The Swiss Enlargement Contribution in Malta

Article, 17.09.2010

Switzerland supports Malta in the realization of two projects, i.e., special funding for the “Mediterranean Academy of Diplomatic Studies” and the acquisition of a PET scanner for diagnosing cancer. Just about CHF 5 million will be injected into these projects from the Swiss Enlargement Contribution. Both projects are on the verge of implementation, bringing to an end the distribution of the Swiss Enlargement Contribution earmarked for Malta.

MEDAC students in front of the World Trade Organisation
MEDAC students visit the World Trade Organisation (WTO) as part of a study trip. SDC

Training diplomats in the Mediterranean region

Switzerland and Malta have been cultivating a long-time partnership aimed at fostering peace and stability in the Mediterranean region. By dint of its geographical situation between Europe and Africa, Malta has assumed the role of mediator in North-South dialogue. In 1990, both countries joined together in creating the Mediterranean Academy of Diplomatic Studies (MEDAC) for the purpose of training young diplomats. A special accent was accorded to themes that specifically concerned the Mediterranean region, as a function of which many aspiring diplomats hail from northern Africa and the Near East. Over the years, MEDAC has succeeded in forging for itself an internationally recognized reputation for excellence in the training of young diplomats.

Thanks to the “Support to the MEDAC” project, the longstanding good relations between Malta and Switzerland are to be reaffirmed and further strengthened. The project foresees the financing of up to 60 scholarships to MEDAC for future diplomats. A Swiss professor will take up the so-called “Swiss chair” in Malta and hold lectures.

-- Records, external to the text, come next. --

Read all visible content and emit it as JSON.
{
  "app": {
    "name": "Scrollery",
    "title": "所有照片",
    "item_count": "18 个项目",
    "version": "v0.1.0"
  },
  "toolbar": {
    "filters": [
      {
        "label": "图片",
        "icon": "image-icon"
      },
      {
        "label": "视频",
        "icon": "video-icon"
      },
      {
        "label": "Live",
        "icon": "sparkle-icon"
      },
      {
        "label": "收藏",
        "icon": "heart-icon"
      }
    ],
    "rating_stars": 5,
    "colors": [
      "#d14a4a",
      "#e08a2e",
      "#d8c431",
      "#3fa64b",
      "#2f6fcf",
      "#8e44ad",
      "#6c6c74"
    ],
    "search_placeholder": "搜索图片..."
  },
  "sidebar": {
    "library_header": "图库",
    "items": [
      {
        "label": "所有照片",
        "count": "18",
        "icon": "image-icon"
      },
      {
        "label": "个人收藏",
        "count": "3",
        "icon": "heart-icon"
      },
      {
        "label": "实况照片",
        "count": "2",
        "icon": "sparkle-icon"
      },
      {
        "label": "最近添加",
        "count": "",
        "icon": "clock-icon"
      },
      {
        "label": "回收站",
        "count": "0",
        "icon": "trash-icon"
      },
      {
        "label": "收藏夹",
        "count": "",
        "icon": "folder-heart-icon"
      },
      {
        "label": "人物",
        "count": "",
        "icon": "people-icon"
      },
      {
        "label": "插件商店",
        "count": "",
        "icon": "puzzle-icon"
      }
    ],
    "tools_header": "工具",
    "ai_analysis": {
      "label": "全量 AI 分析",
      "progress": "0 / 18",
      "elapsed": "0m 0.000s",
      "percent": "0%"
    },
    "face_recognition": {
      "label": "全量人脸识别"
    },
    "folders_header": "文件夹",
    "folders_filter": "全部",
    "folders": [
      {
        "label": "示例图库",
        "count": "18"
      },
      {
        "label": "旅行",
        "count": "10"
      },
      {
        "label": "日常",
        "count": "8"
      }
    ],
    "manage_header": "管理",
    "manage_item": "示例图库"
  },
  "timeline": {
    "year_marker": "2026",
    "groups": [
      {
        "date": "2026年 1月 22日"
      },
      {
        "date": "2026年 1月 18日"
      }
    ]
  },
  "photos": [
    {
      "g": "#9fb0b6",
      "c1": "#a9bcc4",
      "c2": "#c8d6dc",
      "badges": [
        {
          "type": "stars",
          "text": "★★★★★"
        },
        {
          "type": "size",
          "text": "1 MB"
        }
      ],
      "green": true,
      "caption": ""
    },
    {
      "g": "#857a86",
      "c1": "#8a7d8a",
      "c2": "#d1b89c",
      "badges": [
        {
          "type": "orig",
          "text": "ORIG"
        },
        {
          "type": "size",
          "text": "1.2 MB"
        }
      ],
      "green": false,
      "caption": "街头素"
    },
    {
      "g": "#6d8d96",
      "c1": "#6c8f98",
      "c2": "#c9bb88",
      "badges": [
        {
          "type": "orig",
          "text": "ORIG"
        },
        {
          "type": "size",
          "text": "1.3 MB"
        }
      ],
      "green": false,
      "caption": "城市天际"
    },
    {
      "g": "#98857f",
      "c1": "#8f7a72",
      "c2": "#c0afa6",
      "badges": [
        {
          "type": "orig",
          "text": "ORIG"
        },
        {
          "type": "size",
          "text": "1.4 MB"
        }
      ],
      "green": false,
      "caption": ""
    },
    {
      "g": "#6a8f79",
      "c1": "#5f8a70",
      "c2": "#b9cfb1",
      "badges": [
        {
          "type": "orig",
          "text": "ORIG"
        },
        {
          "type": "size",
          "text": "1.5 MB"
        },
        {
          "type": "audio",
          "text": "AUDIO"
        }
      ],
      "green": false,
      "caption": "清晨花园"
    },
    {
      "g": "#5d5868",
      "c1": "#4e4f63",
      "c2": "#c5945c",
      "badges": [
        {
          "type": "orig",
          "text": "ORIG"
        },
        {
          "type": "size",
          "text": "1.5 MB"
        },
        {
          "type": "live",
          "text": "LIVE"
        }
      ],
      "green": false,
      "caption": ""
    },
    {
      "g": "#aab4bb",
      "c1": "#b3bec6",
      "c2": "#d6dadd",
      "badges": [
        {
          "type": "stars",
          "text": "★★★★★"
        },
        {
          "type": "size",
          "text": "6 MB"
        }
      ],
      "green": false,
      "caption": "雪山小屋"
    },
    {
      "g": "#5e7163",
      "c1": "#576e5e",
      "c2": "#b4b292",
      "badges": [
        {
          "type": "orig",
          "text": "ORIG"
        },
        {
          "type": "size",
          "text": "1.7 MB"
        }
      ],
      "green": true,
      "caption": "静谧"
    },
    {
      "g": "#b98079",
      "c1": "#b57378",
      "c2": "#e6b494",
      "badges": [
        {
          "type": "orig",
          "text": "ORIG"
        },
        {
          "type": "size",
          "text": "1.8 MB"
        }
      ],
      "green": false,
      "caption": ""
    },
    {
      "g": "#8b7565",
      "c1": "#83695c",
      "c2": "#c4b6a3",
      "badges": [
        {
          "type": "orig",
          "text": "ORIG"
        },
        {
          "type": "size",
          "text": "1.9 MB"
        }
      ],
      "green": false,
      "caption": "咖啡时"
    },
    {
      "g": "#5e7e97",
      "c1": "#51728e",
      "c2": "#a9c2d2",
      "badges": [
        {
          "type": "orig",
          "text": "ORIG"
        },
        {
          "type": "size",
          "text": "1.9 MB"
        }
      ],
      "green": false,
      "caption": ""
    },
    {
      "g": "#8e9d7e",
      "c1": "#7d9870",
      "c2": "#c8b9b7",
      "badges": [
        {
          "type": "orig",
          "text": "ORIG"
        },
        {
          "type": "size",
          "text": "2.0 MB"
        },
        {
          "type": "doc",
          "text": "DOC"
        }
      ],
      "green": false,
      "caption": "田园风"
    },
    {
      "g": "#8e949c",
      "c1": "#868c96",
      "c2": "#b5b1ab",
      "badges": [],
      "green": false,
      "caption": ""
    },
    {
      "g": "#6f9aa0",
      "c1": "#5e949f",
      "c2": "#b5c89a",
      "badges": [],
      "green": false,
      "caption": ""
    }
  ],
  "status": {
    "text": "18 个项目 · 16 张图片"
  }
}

By means of this Enlargement Contribution, additional summer-school courses will be offered to some 20 to 30 participants on the theme of Human Rights, providing them with knowledge of the fundamentals on Human Rights and International Law. Cooperation among the countries of the Mediterranean region will be enhanced and intensified thanks to the training of diplomats from the different Mediterranean regions and the consolidation of a network of former MEDAC graduates. This represents a contribution to ensuring stability and peace between Europe, North Africa, and the Near East.

Switzerland’s financial participation in this project amounts to CHF 1.9 million. The project is planned to last over a period of four academic years and to be terminated at the end of 2014.

A big step forward in improving the diagnosis of cancer in Malta

The Sir Paul Boffa Hospital in Malta already possesses the infrastructure needed for cancer therapy. The majority of Maltese patients diagnosed with cancer have themselves treated in this hospital. In order to combat cancer in a sensible manner, however, one is first obliged to discover where exactly in the body and to what extend the cancerous cells are present. In Malta, the radiological infrastructure for an early diagnosis of cancer is insufficient. Positron Emission Tomography (PET) represents a new, rapid, and precise method for the diagnosis of cancer; however, such treatment is extremely costly. Cancer patients who want to receive an in-depth diagnosis of their disease are obliged to travel abroad and have themselves treated in centers especially equipped for this purpose. While a PET scanner was, to be sure, recently installed in a clinic in Malta, said clinic is privately owned and hence the PET scanner is inaccessible to the majority of Maltese cancer patients. The high cost of travelling abroad for treatment or for using the PET scanner located in the private clinic means that inequalities reign within the Maltese population in the domain of healthcare.

Thanks to the project known as “Establishing Positron Emission Tomography (PET) Scanning”, a PET scanner is being financed and installed in the pubic Mater Dei Hospital in Malta, thereby ensuring the Maltese population’s access to positron emission tomography for diagnosis of cancer. The installation of a PET scanner in a public hospital, i.e., within the domain of public health care, represents a contribution to making cancer care accessible to the Maltese population on an equal basis. No longer will the financially precarious and the elderly population segments of the population be obliged to foot the bill for their cancer diagnostic therapy as the costs for oncologic treatment in the Mater Dei Hospital will be reimbursed to the patients by the Maltese health service. At the same time, for Mater Dei Hospital, this is the first step towards setting up a full-fledged oncology center of its own. For support in choosing the PET scanner and for the purpose of training its personnel in the operation of the equipment, the Hospital is working in cooperation with the Oncology Institute of Southern Switzerland (IOSI) in Bellinzona.


Dr Anthony Samuel, Nuclear medicine specialist,presents a PET scanner.
Dr Anthony Samuel, Nuclear medicine specialist,presents a PET scanner. © SDC